[Component data from apps and pages]

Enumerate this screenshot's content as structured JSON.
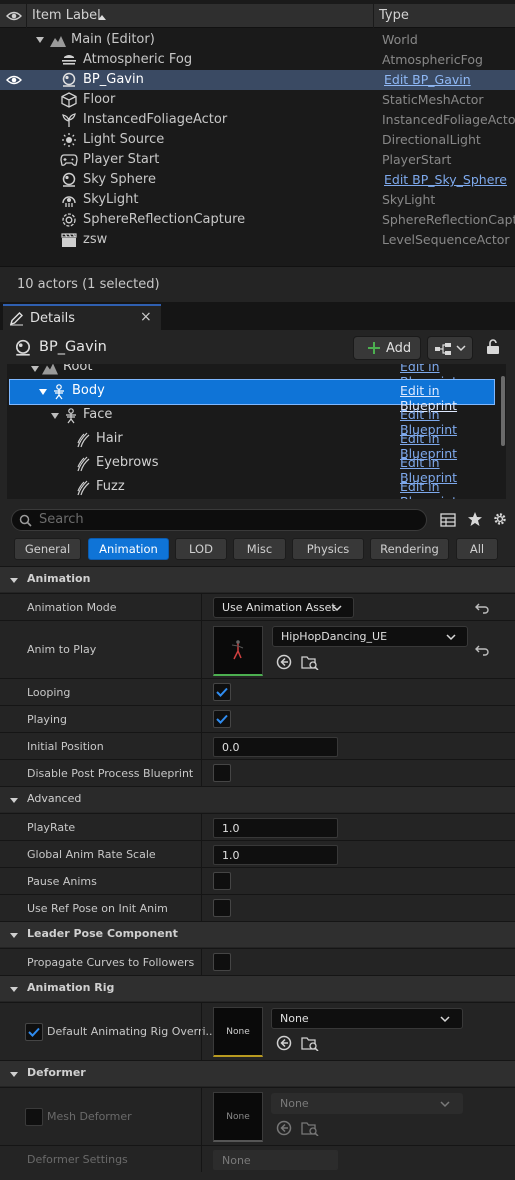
{
  "outliner": {
    "columns": {
      "label": "Item Label",
      "type": "Type"
    },
    "rows": [
      {
        "name": "Main (Editor)",
        "type": "World",
        "icon": "world-icon",
        "link": false
      },
      {
        "name": "Atmospheric Fog",
        "type": "AtmosphericFog",
        "icon": "fog-icon",
        "link": false
      },
      {
        "name": "BP_Gavin",
        "type": "Edit BP_Gavin",
        "icon": "blueprint-actor-icon",
        "link": true
      },
      {
        "name": "Floor",
        "type": "StaticMeshActor",
        "icon": "static-mesh-icon",
        "link": false
      },
      {
        "name": "InstancedFoliageActor",
        "type": "InstancedFoliageActor",
        "icon": "foliage-icon",
        "link": false
      },
      {
        "name": "Light Source",
        "type": "DirectionalLight",
        "icon": "sun-icon",
        "link": false
      },
      {
        "name": "Player Start",
        "type": "PlayerStart",
        "icon": "gamepad-icon",
        "link": false
      },
      {
        "name": "Sky Sphere",
        "type": "Edit BP_Sky_Sphere",
        "icon": "sphere-icon",
        "link": true
      },
      {
        "name": "SkyLight",
        "type": "SkyLight",
        "icon": "skylight-icon",
        "link": false
      },
      {
        "name": "SphereReflectionCapture",
        "type": "SphereReflectionCaptu",
        "icon": "reflection-icon",
        "link": false
      },
      {
        "name": "zsw",
        "type": "LevelSequenceActor",
        "icon": "clapper-icon",
        "link": false
      }
    ],
    "footer": "10 actors (1 selected)"
  },
  "details": {
    "tab_label": "Details",
    "tab_close": "×",
    "actor_name": "BP_Gavin",
    "add_label": "Add",
    "components": [
      {
        "name": "Root",
        "edit": "Edit in Blueprint"
      },
      {
        "name": "Body",
        "edit": "Edit in Blueprint"
      },
      {
        "name": "Face",
        "edit": "Edit in Blueprint"
      },
      {
        "name": "Hair",
        "edit": "Edit in Blueprint"
      },
      {
        "name": "Eyebrows",
        "edit": "Edit in Blueprint"
      },
      {
        "name": "Fuzz",
        "edit": "Edit in Blueprint"
      }
    ],
    "search_placeholder": "Search",
    "filters": [
      "General",
      "Animation",
      "LOD",
      "Misc",
      "Physics",
      "Rendering",
      "All"
    ],
    "active_filter": "Animation",
    "sections": {
      "animation": "Animation",
      "advanced": "Advanced",
      "leader": "Leader Pose Component",
      "rig": "Animation Rig",
      "deformer": "Deformer"
    },
    "props": {
      "animation_mode": {
        "label": "Animation Mode",
        "value": "Use Animation Asset"
      },
      "anim_to_play": {
        "label": "Anim to Play",
        "value": "HipHopDancing_UE"
      },
      "looping": {
        "label": "Looping",
        "checked": true
      },
      "playing": {
        "label": "Playing",
        "checked": true
      },
      "initial_position": {
        "label": "Initial Position",
        "value": "0.0"
      },
      "disable_pp": {
        "label": "Disable Post Process Blueprint",
        "checked": false
      },
      "play_rate": {
        "label": "PlayRate",
        "value": "1.0"
      },
      "global_rate": {
        "label": "Global Anim Rate Scale",
        "value": "1.0"
      },
      "pause_anims": {
        "label": "Pause Anims",
        "checked": false
      },
      "ref_pose": {
        "label": "Use Ref Pose on Init Anim",
        "checked": false
      },
      "propagate": {
        "label": "Propagate Curves to Followers",
        "checked": false
      },
      "default_rig": {
        "label": "Default Animating Rig Overri...",
        "checked": true,
        "thumb": "None",
        "value": "None"
      },
      "mesh_deformer": {
        "label": "Mesh Deformer",
        "checked": false,
        "thumb": "None",
        "value": "None"
      },
      "deformer_settings": {
        "label": "Deformer Settings",
        "value": "None"
      }
    },
    "accent": "#0f74d7"
  }
}
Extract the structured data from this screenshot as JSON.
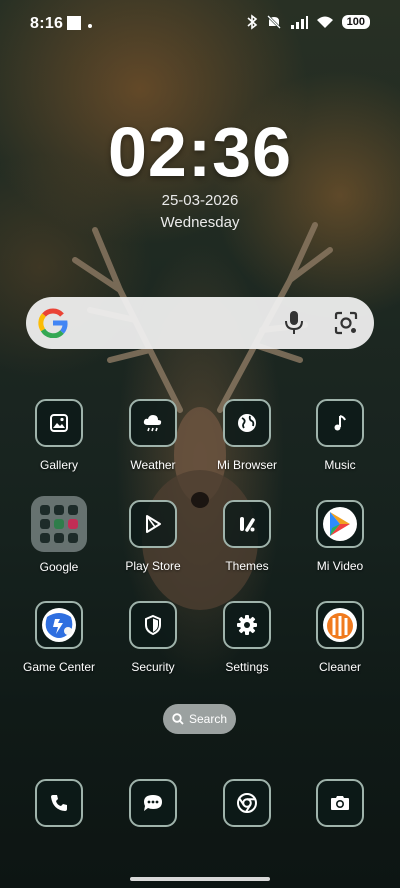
{
  "status_bar": {
    "time": "8:16",
    "battery": "100"
  },
  "clock": {
    "time": "02:36",
    "date": "25-03-2026",
    "day": "Wednesday"
  },
  "apps": [
    {
      "label": "Gallery",
      "icon": "gallery-icon"
    },
    {
      "label": "Weather",
      "icon": "weather-icon"
    },
    {
      "label": "Mi Browser",
      "icon": "browser-icon"
    },
    {
      "label": "Music",
      "icon": "music-icon"
    },
    {
      "label": "Google",
      "icon": "folder-icon"
    },
    {
      "label": "Play Store",
      "icon": "play-store-icon"
    },
    {
      "label": "Themes",
      "icon": "themes-icon"
    },
    {
      "label": "Mi Video",
      "icon": "video-icon"
    },
    {
      "label": "Game Center",
      "icon": "game-center-icon"
    },
    {
      "label": "Security",
      "icon": "shield-icon"
    },
    {
      "label": "Settings",
      "icon": "gear-icon"
    },
    {
      "label": "Cleaner",
      "icon": "cleaner-icon"
    }
  ],
  "app_search": {
    "label": "Search"
  },
  "dock": [
    {
      "icon": "phone-icon"
    },
    {
      "icon": "messages-icon"
    },
    {
      "icon": "chrome-icon"
    },
    {
      "icon": "camera-icon"
    }
  ],
  "colors": {
    "icon_border": "#9fb3ab",
    "icon_bg": "#0c1a18"
  }
}
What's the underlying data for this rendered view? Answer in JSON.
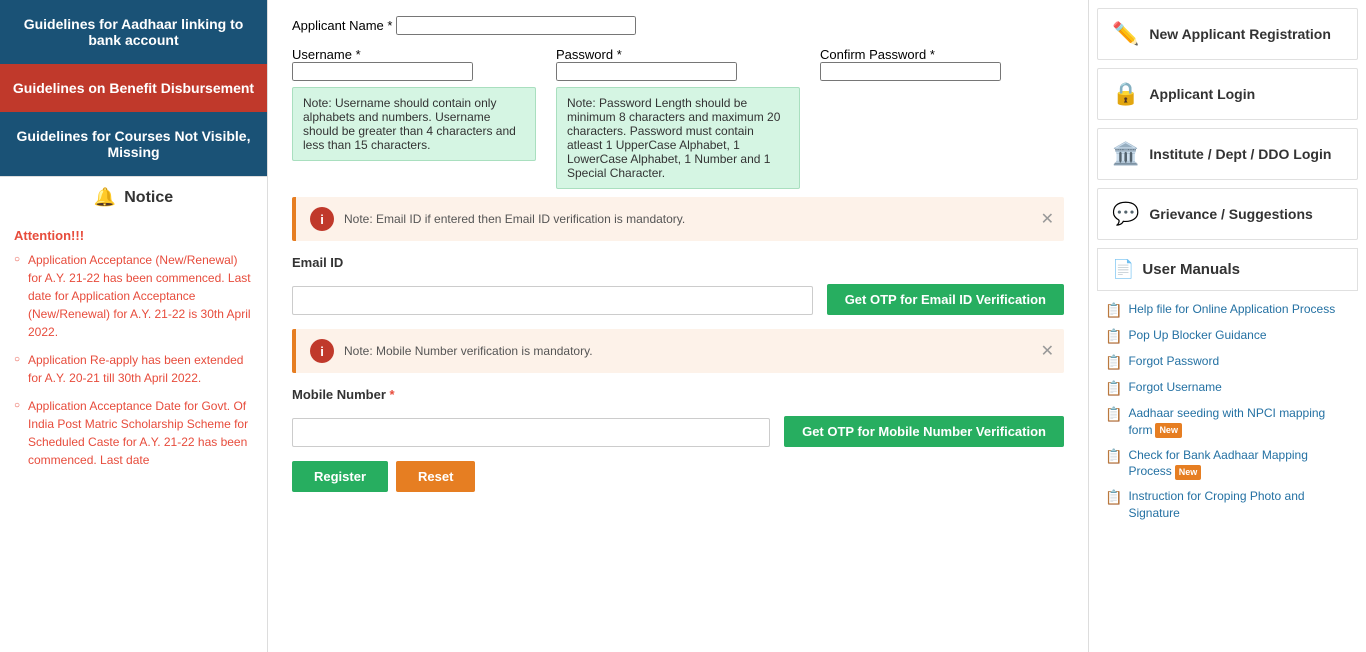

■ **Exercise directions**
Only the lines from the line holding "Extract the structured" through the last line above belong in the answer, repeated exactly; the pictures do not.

■ **Written response**
Extract the structured data from this screenshot as JSON.
{
  "status_bar": {
    "time": "8:16",
    "battery": "100"
  },
  "clock": {
    "time": "02:36",
    "date": "25-03-2026",
    "day": "Wednesday"
  },
  "apps": [
    {
      "label": "Gallery",
      "icon": "gallery-icon"
    },
    {
      "label": "Weather",
      "icon": "weather-icon"
    },
    {
      "label": "Mi Browser",
      "icon": "browser-icon"
    },
    {
      "label": "Music",
      "icon": "music-icon"
    },
    {
      "label": "Google",
      "icon": "folder-icon"
    },
    {
      "label": "Play Store",
      "icon": "play-store-icon"
    },
    {
      "label": "Themes",
      "icon": "themes-icon"
    },
    {
      "label": "Mi Video",
      "icon": "video-icon"
    },
    {
      "label": "Game Center",
      "icon": "game-center-icon"
    },
    {
      "label": "Security",
      "icon": "shield-icon"
    },
    {
      "label": "Settings",
      "icon": "gear-icon"
    },
    {
      "label": "Cleaner",
      "icon": "cleaner-icon"
    }
  ],
  "app_search": {
    "label": "Search"
  },
  "dock": [
    {
      "icon": "phone-icon"
    },
    {
      "icon": "messages-icon"
    },
    {
      "icon": "chrome-icon"
    },
    {
      "icon": "camera-icon"
    }
  ],
  "colors": {
    "icon_border": "#9fb3ab",
    "icon_bg": "#0c1a18"
  }
}
What's the underlying data for this rendered view? Answer in JSON.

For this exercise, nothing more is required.